Watch out for "voltage vampires"
Unplug electronics such as TVs, VCRs, DVD players, game consoles, and appliances when not in use, or put them on a switchable power strip that you can turn off, because they consume power even when not being used.
Unplug your cell phone, laptop computer, and other electronic device chargers when your battery is fully charged or when the power cord is not in use. The "power brick" transformers continue to use electricity whenever they are plugged in.
Light Up Efficiently
Replace your incandescent light bulbs with compact fluorescent light bulbs (CFL) whenever possible. CFL bulbs use 75% less energy than standard incandescent bulbs. Get them now for a discounted price through the Change a Light, Change the World Campaign!

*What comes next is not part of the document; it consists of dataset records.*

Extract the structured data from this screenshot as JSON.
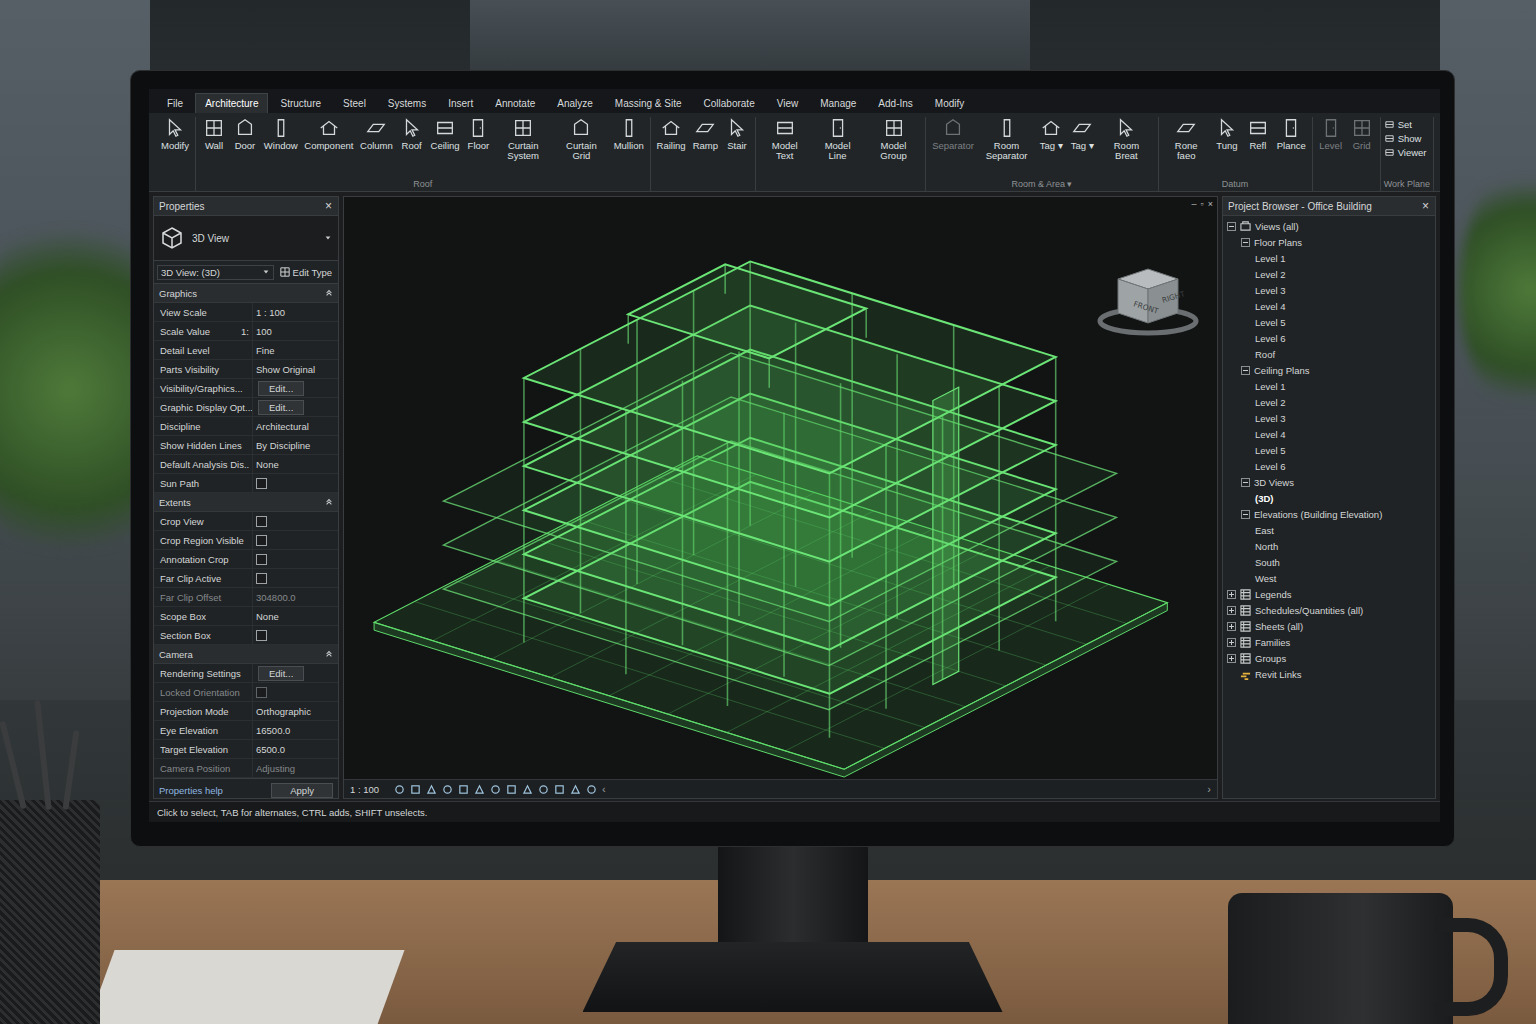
{
  "ribbon": {
    "tabs": [
      {
        "label": "File",
        "selected": false
      },
      {
        "label": "Architecture",
        "selected": true
      },
      {
        "label": "Structure",
        "selected": false
      },
      {
        "label": "Steel",
        "selected": false
      },
      {
        "label": "Systems",
        "selected": false
      },
      {
        "label": "Insert",
        "selected": false
      },
      {
        "label": "Annotate",
        "selected": false
      },
      {
        "label": "Analyze",
        "selected": false
      },
      {
        "label": "Massing & Site",
        "selected": false
      },
      {
        "label": "Collaborate",
        "selected": false
      },
      {
        "label": "View",
        "selected": false
      },
      {
        "label": "Manage",
        "selected": false
      },
      {
        "label": "Add-Ins",
        "selected": false
      },
      {
        "label": "Modify",
        "selected": false
      }
    ],
    "groups": [
      {
        "tools": [
          {
            "label": "Modify",
            "kind": "large",
            "disabled": false
          }
        ]
      },
      {
        "label": "Roof",
        "tools": [
          {
            "label": "Wall",
            "kind": "large",
            "disabled": false
          },
          {
            "label": "Door",
            "kind": "large",
            "disabled": false
          },
          {
            "label": "Window",
            "kind": "large",
            "disabled": false
          },
          {
            "label": "Component",
            "kind": "large",
            "disabled": false
          },
          {
            "label": "Column",
            "kind": "large",
            "disabled": false
          },
          {
            "label": "Roof",
            "kind": "large",
            "disabled": false
          },
          {
            "label": "Ceiling",
            "kind": "large",
            "disabled": false
          },
          {
            "label": "Floor",
            "kind": "large",
            "disabled": false
          },
          {
            "label": "Curtain System",
            "kind": "large",
            "disabled": false
          },
          {
            "label": "Curtain Grid",
            "kind": "large",
            "disabled": false
          },
          {
            "label": "Mullion",
            "kind": "large",
            "disabled": false
          }
        ]
      },
      {
        "tools": [
          {
            "label": "Railing",
            "kind": "large",
            "disabled": false
          },
          {
            "label": "Ramp",
            "kind": "large",
            "disabled": false
          },
          {
            "label": "Stair",
            "kind": "large",
            "disabled": false
          }
        ]
      },
      {
        "tools": [
          {
            "label": "Model Text",
            "kind": "large",
            "disabled": false
          },
          {
            "label": "Model Line",
            "kind": "large",
            "disabled": false
          },
          {
            "label": "Model Group",
            "kind": "large",
            "disabled": false
          }
        ]
      },
      {
        "label": "Room & Area ▾",
        "tools": [
          {
            "label": "Separator",
            "kind": "large",
            "disabled": true
          },
          {
            "label": "Room Separator",
            "kind": "large",
            "disabled": false
          },
          {
            "label": "Tag ▾",
            "kind": "large",
            "disabled": false
          },
          {
            "label": "Tag ▾",
            "kind": "large",
            "disabled": false
          },
          {
            "label": "Room Breat",
            "kind": "large",
            "disabled": false
          }
        ]
      },
      {
        "label": "Datum",
        "tools": [
          {
            "label": "Rone faeo",
            "kind": "large",
            "disabled": false
          },
          {
            "label": "Tung",
            "kind": "large",
            "disabled": false
          },
          {
            "label": "Refl",
            "kind": "large",
            "disabled": false
          },
          {
            "label": "Plance",
            "kind": "large",
            "disabled": false
          }
        ]
      },
      {
        "tools": [
          {
            "label": "Level",
            "kind": "large",
            "disabled": true
          },
          {
            "label": "Grid",
            "kind": "large",
            "disabled": true
          }
        ]
      },
      {
        "label": "Work Plane",
        "tools": [
          {
            "label": "Set",
            "kind": "small",
            "disabled": false
          },
          {
            "label": "Show",
            "kind": "small",
            "disabled": false
          },
          {
            "label": "Viewer",
            "kind": "small",
            "disabled": false
          }
        ]
      }
    ]
  },
  "properties": {
    "title": "Properties",
    "close": "×",
    "type_name": "3D View",
    "selector": "3D View: (3D)",
    "edit_type": "Edit Type",
    "sections": [
      {
        "title": "Graphics",
        "rows": [
          {
            "label": "View Scale",
            "kind": "text",
            "value": "1 : 100",
            "disabled": false
          },
          {
            "label": "Scale Value",
            "prefix": "1:",
            "kind": "text",
            "value": "100",
            "disabled": false
          },
          {
            "label": "Detail Level",
            "kind": "text",
            "value": "Fine",
            "disabled": false
          },
          {
            "label": "Parts Visibility",
            "kind": "text",
            "value": "Show Original",
            "disabled": false
          },
          {
            "label": "Visibility/Graphics...",
            "kind": "button",
            "value": "Edit...",
            "disabled": false
          },
          {
            "label": "Graphic Display Opt...",
            "kind": "button",
            "value": "Edit...",
            "disabled": false
          },
          {
            "label": "Discipline",
            "kind": "text",
            "value": "Architectural",
            "disabled": false
          },
          {
            "label": "Show Hidden Lines",
            "kind": "text",
            "value": "By Discipline",
            "disabled": false
          },
          {
            "label": "Default Analysis Dis..",
            "kind": "text",
            "value": "None",
            "disabled": false
          },
          {
            "label": "Sun Path",
            "kind": "checkbox",
            "checked": false,
            "disabled": false
          }
        ]
      },
      {
        "title": "Extents",
        "rows": [
          {
            "label": "Crop View",
            "kind": "checkbox",
            "checked": false,
            "disabled": false
          },
          {
            "label": "Crop Region Visible",
            "kind": "checkbox",
            "checked": false,
            "disabled": false
          },
          {
            "label": "Annotation Crop",
            "kind": "checkbox",
            "checked": false,
            "disabled": false
          },
          {
            "label": "Far Clip Active",
            "kind": "checkbox",
            "checked": false,
            "disabled": false
          },
          {
            "label": "Far Clip Offset",
            "kind": "text",
            "value": "304800.0",
            "disabled": true
          },
          {
            "label": "Scope Box",
            "kind": "text",
            "value": "None",
            "disabled": false
          },
          {
            "label": "Section Box",
            "kind": "checkbox",
            "checked": false,
            "disabled": false
          }
        ]
      },
      {
        "title": "Camera",
        "rows": [
          {
            "label": "Rendering Settings",
            "kind": "button",
            "value": "Edit...",
            "disabled": false
          },
          {
            "label": "Locked Orientation",
            "kind": "checkbox",
            "checked": false,
            "disabled": true
          },
          {
            "label": "Projection Mode",
            "kind": "text",
            "value": "Orthographic",
            "disabled": false
          },
          {
            "label": "Eye Elevation",
            "kind": "text",
            "value": "16500.0",
            "disabled": false
          },
          {
            "label": "Target Elevation",
            "kind": "text",
            "value": "6500.0",
            "disabled": false
          },
          {
            "label": "Camera Position",
            "kind": "text",
            "value": "Adjusting",
            "disabled": true
          }
        ]
      }
    ],
    "help": "Properties help",
    "apply": "Apply"
  },
  "viewport": {
    "window_controls": [
      "–",
      "▫",
      "×"
    ],
    "viewcube": {
      "front": "FRONT",
      "right": "RIGHT"
    },
    "scale": "1 : 100",
    "scroll_left": "‹",
    "scroll_right": "›"
  },
  "browser": {
    "title": "Project Browser - Office Building",
    "close": "×",
    "items": [
      {
        "label": "Views (all)",
        "depth": 0,
        "kind": "root",
        "expanded": true,
        "selected": false
      },
      {
        "label": "Floor Plans",
        "depth": 1,
        "kind": "branch",
        "expanded": true,
        "selected": false
      },
      {
        "label": "Level 1",
        "depth": 2,
        "kind": "leaf",
        "expanded": false,
        "selected": false
      },
      {
        "label": "Level 2",
        "depth": 2,
        "kind": "leaf",
        "expanded": false,
        "selected": false
      },
      {
        "label": "Level 3",
        "depth": 2,
        "kind": "leaf",
        "expanded": false,
        "selected": false
      },
      {
        "label": "Level 4",
        "depth": 2,
        "kind": "leaf",
        "expanded": false,
        "selected": false
      },
      {
        "label": "Level 5",
        "depth": 2,
        "kind": "leaf",
        "expanded": false,
        "selected": false
      },
      {
        "label": "Level 6",
        "depth": 2,
        "kind": "leaf",
        "expanded": false,
        "selected": false
      },
      {
        "label": "Roof",
        "depth": 2,
        "kind": "leaf",
        "expanded": false,
        "selected": false
      },
      {
        "label": "Ceiling Plans",
        "depth": 1,
        "kind": "branch",
        "expanded": true,
        "selected": false
      },
      {
        "label": "Level 1",
        "depth": 2,
        "kind": "leaf",
        "expanded": false,
        "selected": false
      },
      {
        "label": "Level 2",
        "depth": 2,
        "kind": "leaf",
        "expanded": false,
        "selected": false
      },
      {
        "label": "Level 3",
        "depth": 2,
        "kind": "leaf",
        "expanded": false,
        "selected": false
      },
      {
        "label": "Level 4",
        "depth": 2,
        "kind": "leaf",
        "expanded": false,
        "selected": false
      },
      {
        "label": "Level 5",
        "depth": 2,
        "kind": "leaf",
        "expanded": false,
        "selected": false
      },
      {
        "label": "Level 6",
        "depth": 2,
        "kind": "leaf",
        "expanded": false,
        "selected": false
      },
      {
        "label": "3D Views",
        "depth": 1,
        "kind": "branch",
        "expanded": true,
        "selected": false
      },
      {
        "label": "(3D)",
        "depth": 2,
        "kind": "leaf",
        "expanded": false,
        "selected": true
      },
      {
        "label": "Elevations (Building Elevation)",
        "depth": 1,
        "kind": "branch",
        "expanded": true,
        "selected": false
      },
      {
        "label": "East",
        "depth": 2,
        "kind": "leaf",
        "expanded": false,
        "selected": false
      },
      {
        "label": "North",
        "depth": 2,
        "kind": "leaf",
        "expanded": false,
        "selected": false
      },
      {
        "label": "South",
        "depth": 2,
        "kind": "leaf",
        "expanded": false,
        "selected": false
      },
      {
        "label": "West",
        "depth": 2,
        "kind": "leaf",
        "expanded": false,
        "selected": false
      },
      {
        "label": "Legends",
        "depth": 0,
        "kind": "category",
        "expanded": false,
        "selected": false
      },
      {
        "label": "Schedules/Quantities (all)",
        "depth": 0,
        "kind": "category",
        "expanded": false,
        "selected": false
      },
      {
        "label": "Sheets (all)",
        "depth": 0,
        "kind": "category",
        "expanded": false,
        "selected": false
      },
      {
        "label": "Families",
        "depth": 0,
        "kind": "category",
        "expanded": false,
        "selected": false
      },
      {
        "label": "Groups",
        "depth": 0,
        "kind": "category",
        "expanded": false,
        "selected": false
      },
      {
        "label": "Revit Links",
        "depth": 0,
        "kind": "links",
        "expanded": false,
        "selected": false
      }
    ]
  },
  "status_bar": "Click to select, TAB for alternates, CTRL adds, SHIFT unselects."
}
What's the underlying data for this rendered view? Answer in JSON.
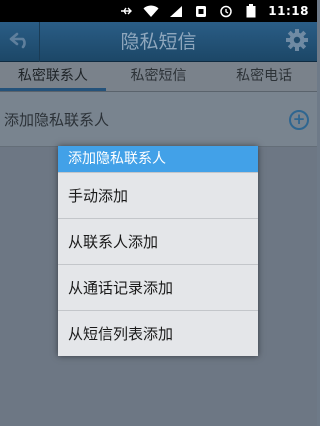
{
  "status_bar": {
    "time": "11:18",
    "icons": [
      "usb-icon",
      "wifi-icon",
      "signal-icon",
      "sim-icon",
      "alarm-icon",
      "battery-icon"
    ]
  },
  "header": {
    "title": "隐私短信",
    "back_icon": "back-arrow-icon",
    "settings_icon": "gear-icon"
  },
  "tabs": [
    {
      "label": "私密联系人",
      "active": true
    },
    {
      "label": "私密短信",
      "active": false
    },
    {
      "label": "私密电话",
      "active": false
    }
  ],
  "content": {
    "add_row_label": "添加隐私联系人",
    "add_icon": "plus-circle-icon"
  },
  "dialog": {
    "title": "添加隐私联系人",
    "items": [
      {
        "label": "手动添加"
      },
      {
        "label": "从联系人添加"
      },
      {
        "label": "从通话记录添加"
      },
      {
        "label": "从短信列表添加"
      }
    ]
  },
  "colors": {
    "dialog_title_bg": "#42a1e8",
    "header_bg": "#1c4767",
    "overlay": "#6d7784"
  }
}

For example, if you replace your four most used 100-watt incandescent bulbs with four comparable 23-watt compact fluorescent bulbs to save $108 over three years. If all U.S. households did this, we could save as much energy as is produced by 30 power plants annually.
Turn off your lights when you are not using them. Turn lights on when you enter a room and turn them off when you leave to go to another room.
Popular halogen torchiere lamps may be cheap to purchase, but they are expensive to operate and waste a lot of electricity as heat instead of light. The high temperatures of these lamps can even cause fires. Consider safer, more efficient ENERGY STAR fluorescent torchiere lamps instead.
If you need to leave some lights on when you are not home, install timers, motion detectors or daylight sensors. Motion detectors on exterior floodlights improve your home security at a lower operating cost.
Replace Inefficient Products
Replace older, inefficient heating and cooling (HVAC) equipment with ENERGY STAR products, which earn 90% or higher efficiency ratings.
Choose ENERGY STAR products when you replace your hot water heater and furnace. Replacing your old heating/cooling equipment with ENERGY STAR products can cut your annual energy costs by 20 percent.
Seal all ductwork in both conditioned and especially unconditioned airspace with mastic in order to improve the efficiency of your ductwork. Although the word "duct tape" implies its use to seal ducts, it is not effective and should not be used in this application.
Replace leaky, inefficient or broken windows with ENERGY STAR windows rated by NFRC for your climate zone. Information can be found at the ENERGY STAR Residential Windows, Doors, and Skylights website.
When replacing other appliances like your clothes washer, refrigerator and other home appliances, look for the ENERGY STAR logo, which guarantees that the appliance you buy is at least 15% more efficient than an unrated version.